Photographing the Northern Lights

A lot of people ask us if we see the Northern Lights (aurora borealis). The answer is yes! There has to be several conditions met – ie clear skies, not too full a moon and, of course, they have to be there! We see them several times a year and we can see them from our garden right by the lodges. If they are really strong, we will see some colour in the lights….however, a camera will see more than we do and really pull out the colours. This is a little blog about how to take photos – some simple tips and ideas on camera settings.

This is aimed at an amateur photographer using an interchangeable lens camera, a bridge camera or even a phone.

How do you know the Lights are there?

I use the Aurora UK app on my mobile phones and set it to alert me at an amber status which gives a pretty good chance of seeing the lights. This app shows the intensity of the lights and a reading of 100nT or more is good! I also use the Glendale app for more detail, although this is slightly more difficult to get. Use the map function on either app to see where the Aurora is. The Glendale app shows the cloud cover and will give points where others have successfully seen the lights which is helpful.

If there is an alert we go out to the garden and look north and north west over the lodges. The photo below was taken from our garden!

The Most Important Thing – a Tripod!

The most important thing you need to do when taking photos at night (no flash!) is to keep whatever camera using 100% steady. I really mean steady! The best way to do this is by using a tripod. Even for phones, you can get little cheap tripods. These are absolutely fine – all you need to do is to keep it still!

Lights screenshot Loch Fleet 2
Shutter Speed and Focus
Normally, when taking photos of the Northern Lights, I would use the shutter priority mode (normally denoted by ‘S’ on the mode selection). Then, set a shutter speed of between 8 and 15 seconds – depending on the intensity of the show. By using the shutter priority mode, the camera will automatically adjust other settings. This way there is less to think about and if you’re not a whizz with manual mode, it’s easy to get a decent photo straight away. You can see some examples of shutter speeds in the screenshots.


At night, the camera will often struggle to focus – as it is dark! So, I usually set the focus to manual and then to infinity. When I first started taking pictures at night, I let auto focus take over and for starry skies and the northern lights, I was often disappointed with the results. With a phone, you will need to make sure it is very steady,  and tap the screen in the sky area so that it can also focus effectively on infinity.

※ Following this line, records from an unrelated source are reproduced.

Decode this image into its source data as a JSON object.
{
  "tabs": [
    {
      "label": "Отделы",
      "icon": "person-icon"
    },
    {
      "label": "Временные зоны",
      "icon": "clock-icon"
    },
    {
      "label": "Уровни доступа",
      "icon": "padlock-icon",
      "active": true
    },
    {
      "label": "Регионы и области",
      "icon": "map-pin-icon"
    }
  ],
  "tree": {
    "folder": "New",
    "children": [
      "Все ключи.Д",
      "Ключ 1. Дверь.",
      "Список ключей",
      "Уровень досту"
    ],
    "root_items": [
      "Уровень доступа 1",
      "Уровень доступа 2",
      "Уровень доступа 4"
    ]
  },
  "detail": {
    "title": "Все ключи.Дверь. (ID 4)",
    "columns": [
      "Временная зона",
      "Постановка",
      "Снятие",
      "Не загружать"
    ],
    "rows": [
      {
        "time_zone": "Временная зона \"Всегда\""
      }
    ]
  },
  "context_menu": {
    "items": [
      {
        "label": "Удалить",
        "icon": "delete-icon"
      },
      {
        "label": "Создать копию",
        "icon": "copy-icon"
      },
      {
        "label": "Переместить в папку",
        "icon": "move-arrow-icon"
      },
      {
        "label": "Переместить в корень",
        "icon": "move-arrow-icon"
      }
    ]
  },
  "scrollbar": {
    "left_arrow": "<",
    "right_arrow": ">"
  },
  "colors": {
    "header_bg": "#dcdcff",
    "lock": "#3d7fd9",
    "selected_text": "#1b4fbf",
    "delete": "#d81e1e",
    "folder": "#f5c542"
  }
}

ISO and Aperture
You can see from the screenshots that the ISO the camera has set does differ. Sometimes, I have played with EV levels up or down and this can impact the ISO. Generally, I find the best results is not to change other settings – concentrate on the shutter speed, focus and keeping the camera still.


I have tried Aperture priority too – but have not found better results by using this mode (normally an ‘A’ on the mode selector). You may notice that my lenses are all at F4 – this is the lowest they go. If you have a lens that goes lower (my phone goes down to F2.8) which is better for low light then you may get a less grainy photo – it’s worth experimenting for sure.

Lights Loch Fleet 3 screen shot
Where to Go
The easiest thing is just to pop into our garden – the bottom tier is a great spot. As you can see adding the house in the photo makes for a more interesting shot – this was also taken from the bottom tier of our garden.

Alternatively try the Struie Viewpoint or Loch Fleet as can be seen above and below. Just look north! Perhaps, with a little bit of west too.

The Milky Way
Don’t forget there’s other things in the night sky other than the Northern Lights. There’s the Milky Way, the moon, planets or even a moon bow if you’re really lucky. The Milky Way and planets can be approached in the same way as the Northern Lights from a photography point of view. A moon bow or the moon itself are an entirely different story…